When a business is struggling, they might consider hiring a third party to help. This is when you’ll hear the term consultant and advisor thrown around. However, many people fail to distinguish between the two and there are major differences that need to be considered before one is hired over the other.
Robert Taylor is a former public adjuster and current consultant based in Sanger, California. He provides his insight into the topic of consulting versus advising, explaining the distinct roles and responsibilities of each position.
Advisors Preemptively Address Problems
According to former public adjuster Robert Taylor, one of the main differences between consultants and advisors is that advisors preemptively address problems. Advisors are generally hired to identify problems before they arise and then help the business overcome these issues in the long term. Oppositely, consultants are hired to tackle a problem that has already arisen, usually one that is very specific, and it is the consultant’s job to come up with a plan of action to overcome it. Despite these differences, it is the role of both consultants and advisors to provide strategic advice to the business.
Advisors Work Long Term
As mentioned, advisors are typically in it for the long haul. Robert Taylor, former public adjuster, claims that advisors tend to hold long-term positions in order to help businesses achieve their larger, overarching goals. On average, advisors will meet with the business less frequently than consultants in the short term, but more frequently than consultants in the long term, as advisors are more focused on the overall, long-term success of the company. Often advisors will be hired to advise a company for several years, whereas consultants will be hired for a number of months or even a number of weeks if the problem is smaller.
Advisors Help Business Achieve Big Picture Goals

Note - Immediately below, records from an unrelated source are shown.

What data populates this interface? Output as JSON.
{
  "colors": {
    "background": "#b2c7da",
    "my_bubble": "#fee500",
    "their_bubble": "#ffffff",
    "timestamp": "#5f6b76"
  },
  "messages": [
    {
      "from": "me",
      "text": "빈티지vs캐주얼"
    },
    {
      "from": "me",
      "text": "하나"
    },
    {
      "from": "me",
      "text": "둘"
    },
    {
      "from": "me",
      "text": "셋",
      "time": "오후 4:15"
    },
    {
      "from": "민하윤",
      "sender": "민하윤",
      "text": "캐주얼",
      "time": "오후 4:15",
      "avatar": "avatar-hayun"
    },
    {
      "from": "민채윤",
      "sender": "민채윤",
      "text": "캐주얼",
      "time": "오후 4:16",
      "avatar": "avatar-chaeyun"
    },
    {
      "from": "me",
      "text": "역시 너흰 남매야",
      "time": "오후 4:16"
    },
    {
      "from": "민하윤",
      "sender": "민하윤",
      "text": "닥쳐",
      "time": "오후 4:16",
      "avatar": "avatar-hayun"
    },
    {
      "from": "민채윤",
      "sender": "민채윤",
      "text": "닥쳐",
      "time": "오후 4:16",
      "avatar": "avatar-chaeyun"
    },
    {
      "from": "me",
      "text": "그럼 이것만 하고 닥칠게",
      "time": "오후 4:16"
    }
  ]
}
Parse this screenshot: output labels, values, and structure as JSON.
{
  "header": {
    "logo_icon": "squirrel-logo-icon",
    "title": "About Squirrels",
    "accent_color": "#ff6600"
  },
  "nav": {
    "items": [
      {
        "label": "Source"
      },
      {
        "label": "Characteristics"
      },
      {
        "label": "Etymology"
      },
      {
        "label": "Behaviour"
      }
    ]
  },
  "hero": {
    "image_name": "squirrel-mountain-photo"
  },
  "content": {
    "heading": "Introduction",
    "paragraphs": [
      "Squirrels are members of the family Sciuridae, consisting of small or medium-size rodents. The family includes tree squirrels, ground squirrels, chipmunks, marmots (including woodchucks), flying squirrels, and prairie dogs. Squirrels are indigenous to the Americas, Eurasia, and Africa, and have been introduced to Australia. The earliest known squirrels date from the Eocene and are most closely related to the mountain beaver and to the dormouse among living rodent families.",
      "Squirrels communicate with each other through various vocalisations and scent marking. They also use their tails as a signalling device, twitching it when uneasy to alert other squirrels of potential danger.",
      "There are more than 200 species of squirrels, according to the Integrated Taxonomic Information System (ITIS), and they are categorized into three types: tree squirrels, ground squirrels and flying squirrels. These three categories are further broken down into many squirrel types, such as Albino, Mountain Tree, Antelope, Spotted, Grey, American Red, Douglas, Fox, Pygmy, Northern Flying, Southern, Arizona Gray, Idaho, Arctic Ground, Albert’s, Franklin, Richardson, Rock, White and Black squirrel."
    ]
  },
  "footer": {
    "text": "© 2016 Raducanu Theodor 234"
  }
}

Another key difference between advisors and consultants is that advisors are generally hired to help businesses achieve bigger, overarching goals. In contrast, consultants are hired to focus on a specific problem that a business is experiencing. Former public adjuster Robert Taylor asserts that advisors are especially useful to small businesses, which may need more help running their business as a whole. In this case, an advisor will be hired to help with a variety of challenges and offer a wide range of services, from increasing revenue to providing leadership mentoring and overseeing a long-term strategy. The role of an advisor is extremely important in newer businesses who could use the advice of an expert to get the company up and running and to gain a competitive edge in the industry they work in.
Consultants Fix Problems That Arise
Unlike advisors who identify potential problems before they happen, consultants are brought on to fix an existing problem that management is already aware of. Consultants are problem-solving experts, which means that their role tends to be more retroactive in nature.
Consultants Focus on Specific Problems
Consultants are typically hired to address very specific problems within a company. Unlike advisors who advise the company on a wide variety of business practices and are in it for the long term, consultants are generally experts in one specific field, such as marketing, and will be brought on for a short and specified length of time to tackle one particular problem. Former public adjuster Robert Taylor claims that consultants are most often hired by growing businesses who have a specific, often complex problem that they are having trouble solving internally. Thus, if a business is struggling with one particular issue, rather than struggling more generally, hiring a consultant over an advisor is usually the best course of action.
Consultants Go In-Depth
As advisors are more focused on the big picture, helping companies in the long term, they tend to provide a more surface-level assessment of a company, in terms of their performance and how they stack up against their competitors. Oppositely, consultants, who are more focused on specific problems, will do a deep dive into the business in order to solve the issue. They will look at all aspects of a business, including but not limited to cost structure, capability sourcing, business process redesign, and revenue capture. This information will help inform the strategic advice offered by the consultant and will also be relayed to the business so that they can better understand their position, shares former public adjuster Robert Taylor.